▶ **WHAT TO DO**
Report all lines from the entries below in which "pogo" appears.

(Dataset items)
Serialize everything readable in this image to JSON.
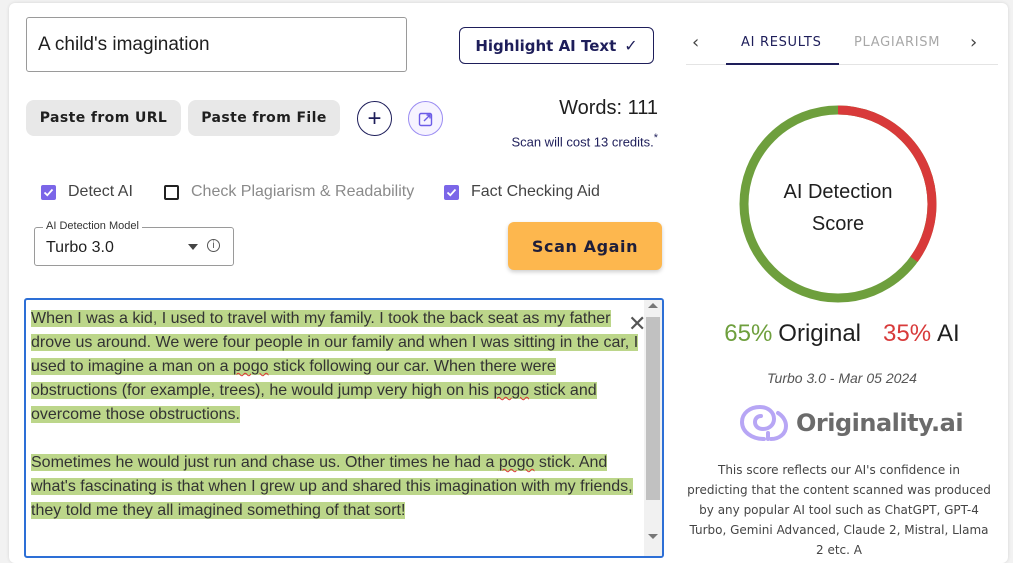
{
  "editor": {
    "title_value": "A child's imagination",
    "highlight_label": "Highlight AI Text",
    "paste_url_label": "Paste from URL",
    "paste_file_label": "Paste from File",
    "plus_icon": "plus-icon",
    "export_icon": "export-icon",
    "words_text": "Words: 111",
    "credits_text": "Scan will cost 13 credits.",
    "credits_asterisk": "*",
    "options": {
      "detect_ai": {
        "label": "Detect AI",
        "checked": true
      },
      "plagiarism": {
        "label": "Check Plagiarism & Readability",
        "checked": false
      },
      "fact_check": {
        "label": "Fact Checking Aid",
        "checked": true
      }
    },
    "model_legend": "AI Detection Model",
    "model_value": "Turbo 3.0",
    "scan_label": "Scan Again",
    "text": {
      "p1_a": "When I was a kid, I used to travel with my family. I took the back seat as my father drove us around. We were four people in our family and when I was sitting in the car, I used to imagine a man on a ",
      "p1_pogo1": "pogo",
      "p1_b": " stick following our car. When there were obstructions (for example, trees), he would jump very high on his ",
      "p1_pogo2": "pogo",
      "p1_c": " stick and overcome those obstructions.",
      "p2_a": "Sometimes he would just run and chase us. Other times he had a ",
      "p2_pogo": "pogo",
      "p2_b": " stick. And what's fascinating is that when I grew up and shared this imagination with my friends, they told me they all imagined something of that sort!"
    },
    "highlight_color": "#bcd68a"
  },
  "results": {
    "tab_ai": "AI RESULTS",
    "tab_plagiarism": "PLAGIARISM",
    "prev_label": "‹",
    "next_label": "›",
    "donut_label_line1": "AI Detection",
    "donut_label_line2": "Score",
    "original_pct": 65,
    "ai_pct": 35,
    "original_pct_text": "65%",
    "original_word": "Original",
    "ai_pct_text": "35%",
    "ai_word": "AI",
    "original_color": "#6e9f3d",
    "ai_color": "#d83a3a",
    "model_date": "Turbo 3.0 - Mar 05 2024",
    "logo_text": "Originality.ai",
    "description": "This score reflects our AI's confidence in predicting that the content scanned was produced by any popular AI tool such as ChatGPT, GPT-4 Turbo, Gemini Advanced, Claude 2, Mistral, Llama 2 etc. A"
  }
}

▶ **RESPONSE BOX**
      "p1_pogo1": "pogo",
      "p1_pogo2": "pogo",
      "p2_pogo": "pogo",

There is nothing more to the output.